- Generally, the thicker the laminate, the greater its advantages
- Thick laminate flooring looks and feels more like solid hardwood flooring rather than thin plastic boards
- It is easier to install thicker laminate, thus making it an ideal DIY project. But why is this? Thicker laminate is more forgiving on slightly unlevel subfloors and they do a better job of hiding floor imperfections. Since levelness is an important part of successful floor installation, thicker laminate boards don’t feel and look like floating floors unlike their thinner versions
- Thick laminate floor boards provide better noise insulation. If you drop an object on these floors, the sound will be more difficult to travel when compared to their thinner counterparts. This means thicker boards are more impact resistant
- The locking system of thicker laminate boards is stronger
- Thicker boards allow for more detailed designs
- Thick laminate boards (12mm) are less prone to warping and moisture problems
- They can also withstand foot traffic much better than thinner boards.
Disadvantages of Thick Laminate Flooring
- Not environmentally friendly as thicker laminate needs more materials like MDF
- Higher price
Advantages of Thin Laminate Flooring
- Ideal for budget projects
- Requires fewer materials, thus making it a greener choice

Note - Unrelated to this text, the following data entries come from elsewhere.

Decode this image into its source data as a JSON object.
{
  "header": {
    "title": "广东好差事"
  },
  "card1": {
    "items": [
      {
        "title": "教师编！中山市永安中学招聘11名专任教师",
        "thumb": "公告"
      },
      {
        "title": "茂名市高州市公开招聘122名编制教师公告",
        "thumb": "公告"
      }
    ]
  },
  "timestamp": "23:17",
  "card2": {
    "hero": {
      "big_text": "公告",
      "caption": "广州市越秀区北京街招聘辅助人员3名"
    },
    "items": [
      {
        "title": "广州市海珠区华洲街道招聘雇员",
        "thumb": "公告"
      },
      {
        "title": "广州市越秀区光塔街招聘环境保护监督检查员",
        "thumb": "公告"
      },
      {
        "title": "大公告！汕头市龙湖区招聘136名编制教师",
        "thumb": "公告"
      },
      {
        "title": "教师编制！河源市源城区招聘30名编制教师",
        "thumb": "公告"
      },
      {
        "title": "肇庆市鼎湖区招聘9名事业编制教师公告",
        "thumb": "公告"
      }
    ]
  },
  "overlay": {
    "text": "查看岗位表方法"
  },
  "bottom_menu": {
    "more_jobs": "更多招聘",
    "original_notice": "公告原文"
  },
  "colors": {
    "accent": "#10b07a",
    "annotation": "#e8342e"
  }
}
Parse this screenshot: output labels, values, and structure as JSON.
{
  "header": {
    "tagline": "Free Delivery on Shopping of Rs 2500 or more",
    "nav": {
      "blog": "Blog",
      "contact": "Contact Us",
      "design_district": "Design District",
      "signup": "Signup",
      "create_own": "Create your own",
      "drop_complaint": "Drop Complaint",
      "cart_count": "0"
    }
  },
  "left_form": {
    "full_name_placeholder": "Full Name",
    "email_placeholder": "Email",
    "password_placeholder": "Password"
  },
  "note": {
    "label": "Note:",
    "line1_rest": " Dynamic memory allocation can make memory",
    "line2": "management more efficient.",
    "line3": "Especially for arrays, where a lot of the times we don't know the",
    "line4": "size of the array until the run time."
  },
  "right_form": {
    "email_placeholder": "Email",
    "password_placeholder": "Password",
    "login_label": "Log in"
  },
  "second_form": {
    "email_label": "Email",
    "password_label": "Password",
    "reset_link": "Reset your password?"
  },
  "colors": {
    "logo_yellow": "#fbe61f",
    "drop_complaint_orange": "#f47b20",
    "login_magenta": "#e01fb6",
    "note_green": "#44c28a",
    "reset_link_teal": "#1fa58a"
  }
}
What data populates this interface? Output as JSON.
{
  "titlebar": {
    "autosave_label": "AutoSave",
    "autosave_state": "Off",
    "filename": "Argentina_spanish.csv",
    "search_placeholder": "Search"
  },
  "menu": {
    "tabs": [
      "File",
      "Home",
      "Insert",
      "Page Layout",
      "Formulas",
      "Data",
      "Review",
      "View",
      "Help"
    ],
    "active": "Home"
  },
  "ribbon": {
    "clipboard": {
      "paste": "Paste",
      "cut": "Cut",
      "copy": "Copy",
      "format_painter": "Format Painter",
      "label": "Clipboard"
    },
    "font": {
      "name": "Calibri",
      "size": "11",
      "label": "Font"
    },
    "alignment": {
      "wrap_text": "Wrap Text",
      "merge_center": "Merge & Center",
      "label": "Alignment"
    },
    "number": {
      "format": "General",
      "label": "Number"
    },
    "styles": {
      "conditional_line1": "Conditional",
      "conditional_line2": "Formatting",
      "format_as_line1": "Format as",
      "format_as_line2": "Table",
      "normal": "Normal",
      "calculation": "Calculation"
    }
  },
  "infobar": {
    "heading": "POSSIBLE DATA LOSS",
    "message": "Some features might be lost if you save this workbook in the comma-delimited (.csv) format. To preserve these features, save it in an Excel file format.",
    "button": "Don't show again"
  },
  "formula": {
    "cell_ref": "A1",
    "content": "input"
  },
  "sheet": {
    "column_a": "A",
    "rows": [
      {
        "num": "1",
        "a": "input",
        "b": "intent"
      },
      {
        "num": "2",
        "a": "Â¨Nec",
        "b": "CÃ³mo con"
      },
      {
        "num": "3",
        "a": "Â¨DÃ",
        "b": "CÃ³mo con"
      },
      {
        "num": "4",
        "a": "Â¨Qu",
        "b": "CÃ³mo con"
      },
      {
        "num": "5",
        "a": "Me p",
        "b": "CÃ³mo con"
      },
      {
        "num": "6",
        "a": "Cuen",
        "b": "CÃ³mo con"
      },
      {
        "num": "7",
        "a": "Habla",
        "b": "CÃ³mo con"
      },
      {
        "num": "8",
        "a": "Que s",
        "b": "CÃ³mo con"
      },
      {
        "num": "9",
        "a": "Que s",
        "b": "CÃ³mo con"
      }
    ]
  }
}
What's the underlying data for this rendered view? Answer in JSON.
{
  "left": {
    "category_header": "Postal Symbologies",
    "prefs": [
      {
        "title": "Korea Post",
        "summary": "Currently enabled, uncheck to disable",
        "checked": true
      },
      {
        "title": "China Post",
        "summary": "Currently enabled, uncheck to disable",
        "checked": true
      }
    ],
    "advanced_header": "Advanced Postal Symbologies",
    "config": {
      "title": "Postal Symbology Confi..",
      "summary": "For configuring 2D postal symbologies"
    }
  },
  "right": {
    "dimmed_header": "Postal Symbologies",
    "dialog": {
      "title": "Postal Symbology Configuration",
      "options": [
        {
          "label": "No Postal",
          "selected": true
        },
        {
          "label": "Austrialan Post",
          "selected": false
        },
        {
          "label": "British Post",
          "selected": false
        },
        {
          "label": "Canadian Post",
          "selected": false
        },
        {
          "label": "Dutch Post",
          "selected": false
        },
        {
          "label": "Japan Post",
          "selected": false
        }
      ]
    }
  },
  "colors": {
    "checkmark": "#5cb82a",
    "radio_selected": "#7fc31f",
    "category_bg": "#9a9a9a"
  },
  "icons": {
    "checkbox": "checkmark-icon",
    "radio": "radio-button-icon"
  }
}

- More durable if installed over flat cement floors
- More affordable than thick laminate
Disadvantages of Thin Laminate Flooring
- Requires a very stable subfloor
- Less durable
- Low impact resistance
- A plastic feel underfoot
Which Laminate Flooring Thickness is Best for Me?
Let’s start with the thinnest laminate and work our way up.
6mm is the cheapest option, but is it worth buying? The simple answer is no. While thinner laminate may be more environmentally friendly, when it comes to durability and quality, you should consider 8mm or higher.
So that brings us to the question, which laminate flooring thickness is better? 8mm, 10mm, or 12mm? While the 2mm difference between 8mm and 10mm or 10mm and 12 mm doesn’t sound like much, it’s still a 25 percent increase in material. Yes, 8mm can be just as durable as 10mm, but if you choose both, you’ll notice how loud the 8mm laminate is under your feet. Plus it will feel like walking on plastic. 8mm laminates tend to split easier than 10mm planks. In other words, you’ll like walking on 10mm laminate more.
But what about 12mm? This is the thickest laminate flooring you can find with better quality, not as much noise, and a higher price. 12mm laminates are very similar to hardwood flooring as far as feel and appearance are concerned, but if you don’t have the budget to install this floor, opt for 8mm instead.
You may argue that 12mm laminate is more impact resistant and easier to install, but you’ll have the same problems with this flooring if your subfloor isn’t up to standard. Perhaps the biggest advantage of going thicker is the aesthetic. 12mm laminates boast cooler designs and make a smarter choice for luxury or modern homes. But of course, it all depends on your preferences and needs.
The decision on choosing your laminate flooring thickness ultimately depends on your own specific needs, but as a rule of thumb, you should first consider your budget. Remember, the thicker the laminate, the more it will cost you. Another factor to consider is the level of noise that your flooring will produce when it’s walked on. If you live in an apartment, for example, it’s best to invest in a thicker laminate of at least 8mm. By taking all the mentioned advantages and disadvantages of thick and thin laminate flooring into account, you’ll be able to decide what works best for your situation.